"The Grand Old Lady," the building that houses Grand Forks Central High School, is celebrating her 100th birthday Thursday, and everyone is invited.
Events start with a gathering and musical entertainment on the front lawn, followed by remarks by distinguished alumni and others.
Mike Berg, retired football coach and teacher, will offer his perspective and speak on behalf of Andrew Towne, Class of 2000, who is thought to be the first North Dakotan to scale Mt. Everest. Towne, of Minneapolis, is unable to attend the event.
For the past year, a committee of 10 alumni and current and former staff members have met regularly to plan for a year of activities to mark the milestone. They decided not to select distinguished alumni to honor during Homecoming this week and, instead, focus on the building.
"We hoped to show how connected alumni are to this building," said Mike Wilber, committee member and alumnus who teaches social studies at Central. "It's more than a building. It's flesh and blood. We hope students will see that connection-and how it has shaped their lives."
Several alumni have been invited to speak as panelists each morning this week, through Wednesday, in the auditorium to tell students what Central has meant to them.
Efforts to inform students about the school's history include the tweets about aspects of its past that staff member Trevor Lennon is sending daily to students in the 100 days leading up to Homecoming.
A series of 8-by-4-foot historic murals, donated by alumni, will also be displayed throughout the school.
The venerable GFC building is admired by architectural experts and educators far beyond this area who comment on how well-built and -maintained it is, committee members said.
Editors of "Architectural Digest" magazine selected it for inclusion on its list of "The Most Beautiful Public School in Every State in America." They call it "the oldest North Dakota high school still in operation."
In 1917, the building cost $214,380 which equates, in buying power, to almost $3 million today, Wilber said. It replaced the original school, known simply as Central School, which opened in 1882.
The quality of materials used in its construction reflects the "pride of public spaces" that people embraced in the early 1900s, said Associate Principal Jon Strandell, member of the building centennial committee.
The cost of replicating the structure today, using those types of materials, would be unthinkable, Strandell said, noting "the architectural detail, the marble, the granite, the terrazzo."
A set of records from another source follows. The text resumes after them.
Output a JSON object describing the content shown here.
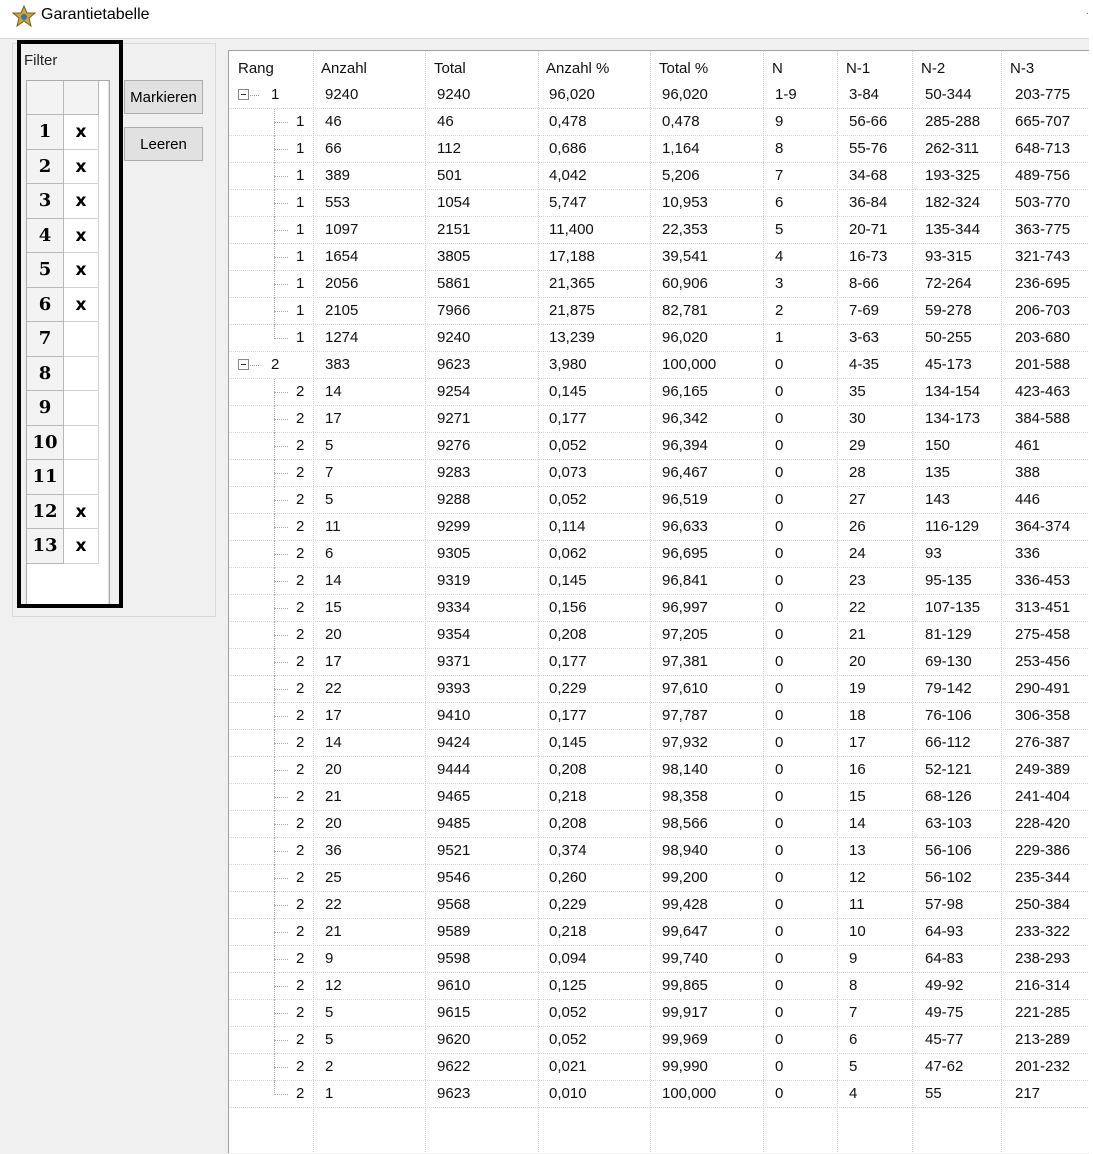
{
  "window": {
    "title": "Garantietabelle",
    "title_mark": "."
  },
  "filter": {
    "label": "Filter",
    "rows": [
      {
        "num": "1",
        "mark": "x"
      },
      {
        "num": "2",
        "mark": "x"
      },
      {
        "num": "3",
        "mark": "x"
      },
      {
        "num": "4",
        "mark": "x"
      },
      {
        "num": "5",
        "mark": "x"
      },
      {
        "num": "6",
        "mark": "x"
      },
      {
        "num": "7",
        "mark": ""
      },
      {
        "num": "8",
        "mark": ""
      },
      {
        "num": "9",
        "mark": ""
      },
      {
        "num": "10",
        "mark": ""
      },
      {
        "num": "11",
        "mark": ""
      },
      {
        "num": "12",
        "mark": "x"
      },
      {
        "num": "13",
        "mark": "x"
      }
    ]
  },
  "buttons": {
    "markieren": "Markieren",
    "leeren": "Leeren"
  },
  "table": {
    "columns": [
      "Rang",
      "Anzahl",
      "Total",
      "Anzahl %",
      "Total %",
      "N",
      "N-1",
      "N-2",
      "N-3"
    ],
    "rows": [
      {
        "level": 0,
        "rang": "1",
        "anzahl": "9240",
        "total": "9240",
        "anzahl_pct": "96,020",
        "total_pct": "96,020",
        "n": "1-9",
        "n1": "3-84",
        "n2": "50-344",
        "n3": "203-775"
      },
      {
        "level": 1,
        "rang": "1",
        "anzahl": "46",
        "total": "46",
        "anzahl_pct": "0,478",
        "total_pct": "0,478",
        "n": "9",
        "n1": "56-66",
        "n2": "285-288",
        "n3": "665-707"
      },
      {
        "level": 1,
        "rang": "1",
        "anzahl": "66",
        "total": "112",
        "anzahl_pct": "0,686",
        "total_pct": "1,164",
        "n": "8",
        "n1": "55-76",
        "n2": "262-311",
        "n3": "648-713"
      },
      {
        "level": 1,
        "rang": "1",
        "anzahl": "389",
        "total": "501",
        "anzahl_pct": "4,042",
        "total_pct": "5,206",
        "n": "7",
        "n1": "34-68",
        "n2": "193-325",
        "n3": "489-756"
      },
      {
        "level": 1,
        "rang": "1",
        "anzahl": "553",
        "total": "1054",
        "anzahl_pct": "5,747",
        "total_pct": "10,953",
        "n": "6",
        "n1": "36-84",
        "n2": "182-324",
        "n3": "503-770"
      },
      {
        "level": 1,
        "rang": "1",
        "anzahl": "1097",
        "total": "2151",
        "anzahl_pct": "11,400",
        "total_pct": "22,353",
        "n": "5",
        "n1": "20-71",
        "n2": "135-344",
        "n3": "363-775"
      },
      {
        "level": 1,
        "rang": "1",
        "anzahl": "1654",
        "total": "3805",
        "anzahl_pct": "17,188",
        "total_pct": "39,541",
        "n": "4",
        "n1": "16-73",
        "n2": "93-315",
        "n3": "321-743"
      },
      {
        "level": 1,
        "rang": "1",
        "anzahl": "2056",
        "total": "5861",
        "anzahl_pct": "21,365",
        "total_pct": "60,906",
        "n": "3",
        "n1": "8-66",
        "n2": "72-264",
        "n3": "236-695"
      },
      {
        "level": 1,
        "rang": "1",
        "anzahl": "2105",
        "total": "7966",
        "anzahl_pct": "21,875",
        "total_pct": "82,781",
        "n": "2",
        "n1": "7-69",
        "n2": "59-278",
        "n3": "206-703"
      },
      {
        "level": 1,
        "last": true,
        "rang": "1",
        "anzahl": "1274",
        "total": "9240",
        "anzahl_pct": "13,239",
        "total_pct": "96,020",
        "n": "1",
        "n1": "3-63",
        "n2": "50-255",
        "n3": "203-680"
      },
      {
        "level": 0,
        "rang": "2",
        "anzahl": "383",
        "total": "9623",
        "anzahl_pct": "3,980",
        "total_pct": "100,000",
        "n": "0",
        "n1": "4-35",
        "n2": "45-173",
        "n3": "201-588"
      },
      {
        "level": 1,
        "rang": "2",
        "anzahl": "14",
        "total": "9254",
        "anzahl_pct": "0,145",
        "total_pct": "96,165",
        "n": "0",
        "n1": "35",
        "n2": "134-154",
        "n3": "423-463"
      },
      {
        "level": 1,
        "rang": "2",
        "anzahl": "17",
        "total": "9271",
        "anzahl_pct": "0,177",
        "total_pct": "96,342",
        "n": "0",
        "n1": "30",
        "n2": "134-173",
        "n3": "384-588"
      },
      {
        "level": 1,
        "rang": "2",
        "anzahl": "5",
        "total": "9276",
        "anzahl_pct": "0,052",
        "total_pct": "96,394",
        "n": "0",
        "n1": "29",
        "n2": "150",
        "n3": "461"
      },
      {
        "level": 1,
        "rang": "2",
        "anzahl": "7",
        "total": "9283",
        "anzahl_pct": "0,073",
        "total_pct": "96,467",
        "n": "0",
        "n1": "28",
        "n2": "135",
        "n3": "388"
      },
      {
        "level": 1,
        "rang": "2",
        "anzahl": "5",
        "total": "9288",
        "anzahl_pct": "0,052",
        "total_pct": "96,519",
        "n": "0",
        "n1": "27",
        "n2": "143",
        "n3": "446"
      },
      {
        "level": 1,
        "rang": "2",
        "anzahl": "11",
        "total": "9299",
        "anzahl_pct": "0,114",
        "total_pct": "96,633",
        "n": "0",
        "n1": "26",
        "n2": "116-129",
        "n3": "364-374"
      },
      {
        "level": 1,
        "rang": "2",
        "anzahl": "6",
        "total": "9305",
        "anzahl_pct": "0,062",
        "total_pct": "96,695",
        "n": "0",
        "n1": "24",
        "n2": "93",
        "n3": "336"
      },
      {
        "level": 1,
        "rang": "2",
        "anzahl": "14",
        "total": "9319",
        "anzahl_pct": "0,145",
        "total_pct": "96,841",
        "n": "0",
        "n1": "23",
        "n2": "95-135",
        "n3": "336-453"
      },
      {
        "level": 1,
        "rang": "2",
        "anzahl": "15",
        "total": "9334",
        "anzahl_pct": "0,156",
        "total_pct": "96,997",
        "n": "0",
        "n1": "22",
        "n2": "107-135",
        "n3": "313-451"
      },
      {
        "level": 1,
        "rang": "2",
        "anzahl": "20",
        "total": "9354",
        "anzahl_pct": "0,208",
        "total_pct": "97,205",
        "n": "0",
        "n1": "21",
        "n2": "81-129",
        "n3": "275-458"
      },
      {
        "level": 1,
        "rang": "2",
        "anzahl": "17",
        "total": "9371",
        "anzahl_pct": "0,177",
        "total_pct": "97,381",
        "n": "0",
        "n1": "20",
        "n2": "69-130",
        "n3": "253-456"
      },
      {
        "level": 1,
        "rang": "2",
        "anzahl": "22",
        "total": "9393",
        "anzahl_pct": "0,229",
        "total_pct": "97,610",
        "n": "0",
        "n1": "19",
        "n2": "79-142",
        "n3": "290-491"
      },
      {
        "level": 1,
        "rang": "2",
        "anzahl": "17",
        "total": "9410",
        "anzahl_pct": "0,177",
        "total_pct": "97,787",
        "n": "0",
        "n1": "18",
        "n2": "76-106",
        "n3": "306-358"
      },
      {
        "level": 1,
        "rang": "2",
        "anzahl": "14",
        "total": "9424",
        "anzahl_pct": "0,145",
        "total_pct": "97,932",
        "n": "0",
        "n1": "17",
        "n2": "66-112",
        "n3": "276-387"
      },
      {
        "level": 1,
        "rang": "2",
        "anzahl": "20",
        "total": "9444",
        "anzahl_pct": "0,208",
        "total_pct": "98,140",
        "n": "0",
        "n1": "16",
        "n2": "52-121",
        "n3": "249-389"
      },
      {
        "level": 1,
        "rang": "2",
        "anzahl": "21",
        "total": "9465",
        "anzahl_pct": "0,218",
        "total_pct": "98,358",
        "n": "0",
        "n1": "15",
        "n2": "68-126",
        "n3": "241-404"
      },
      {
        "level": 1,
        "rang": "2",
        "anzahl": "20",
        "total": "9485",
        "anzahl_pct": "0,208",
        "total_pct": "98,566",
        "n": "0",
        "n1": "14",
        "n2": "63-103",
        "n3": "228-420"
      },
      {
        "level": 1,
        "rang": "2",
        "anzahl": "36",
        "total": "9521",
        "anzahl_pct": "0,374",
        "total_pct": "98,940",
        "n": "0",
        "n1": "13",
        "n2": "56-106",
        "n3": "229-386"
      },
      {
        "level": 1,
        "rang": "2",
        "anzahl": "25",
        "total": "9546",
        "anzahl_pct": "0,260",
        "total_pct": "99,200",
        "n": "0",
        "n1": "12",
        "n2": "56-102",
        "n3": "235-344"
      },
      {
        "level": 1,
        "rang": "2",
        "anzahl": "22",
        "total": "9568",
        "anzahl_pct": "0,229",
        "total_pct": "99,428",
        "n": "0",
        "n1": "11",
        "n2": "57-98",
        "n3": "250-384"
      },
      {
        "level": 1,
        "rang": "2",
        "anzahl": "21",
        "total": "9589",
        "anzahl_pct": "0,218",
        "total_pct": "99,647",
        "n": "0",
        "n1": "10",
        "n2": "64-93",
        "n3": "233-322"
      },
      {
        "level": 1,
        "rang": "2",
        "anzahl": "9",
        "total": "9598",
        "anzahl_pct": "0,094",
        "total_pct": "99,740",
        "n": "0",
        "n1": "9",
        "n2": "64-83",
        "n3": "238-293"
      },
      {
        "level": 1,
        "rang": "2",
        "anzahl": "12",
        "total": "9610",
        "anzahl_pct": "0,125",
        "total_pct": "99,865",
        "n": "0",
        "n1": "8",
        "n2": "49-92",
        "n3": "216-314"
      },
      {
        "level": 1,
        "rang": "2",
        "anzahl": "5",
        "total": "9615",
        "anzahl_pct": "0,052",
        "total_pct": "99,917",
        "n": "0",
        "n1": "7",
        "n2": "49-75",
        "n3": "221-285"
      },
      {
        "level": 1,
        "rang": "2",
        "anzahl": "5",
        "total": "9620",
        "anzahl_pct": "0,052",
        "total_pct": "99,969",
        "n": "0",
        "n1": "6",
        "n2": "45-77",
        "n3": "213-289"
      },
      {
        "level": 1,
        "rang": "2",
        "anzahl": "2",
        "total": "9622",
        "anzahl_pct": "0,021",
        "total_pct": "99,990",
        "n": "0",
        "n1": "5",
        "n2": "47-62",
        "n3": "201-232"
      },
      {
        "level": 1,
        "last": true,
        "rang": "2",
        "anzahl": "1",
        "total": "9623",
        "anzahl_pct": "0,010",
        "total_pct": "100,000",
        "n": "0",
        "n1": "4",
        "n2": "55",
        "n3": "217"
      }
    ]
  }
}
But the building represents more than its physical features, he said. "It's who we are."
"You don't find materials like these in high schools anywhere," said Wilber.
He and others cited custodial care and the respect staff and students have for the building.
"Grand Forks has made significant investments to make it like it is," said Wilber, noting several additions and renovations voters have approved.
He and others are looking forward to welcoming people into the building.
"I think people will really be interested (to tour)," said Gasparini, retired health teacher and committee member, "because it's changed, but they've tried to keep it consistent" with original features.
GFC Building Centennial Celebration - Thursday, Sept. 28
4:30 p.m. - Public Gathering (front lawn)
5 p.m. - National Anthem, Speakers
5:25 p.m. - School Song
5:30 p.m. - Alumni Picture (front steps)
5:45 p.m. - Food (provided by GFC Booster Club, north parking lot)
6:30 p.m. - Guided Tours of the School
7:30 p.m. - Musical Program: "Grand Forks Central Through the Decades"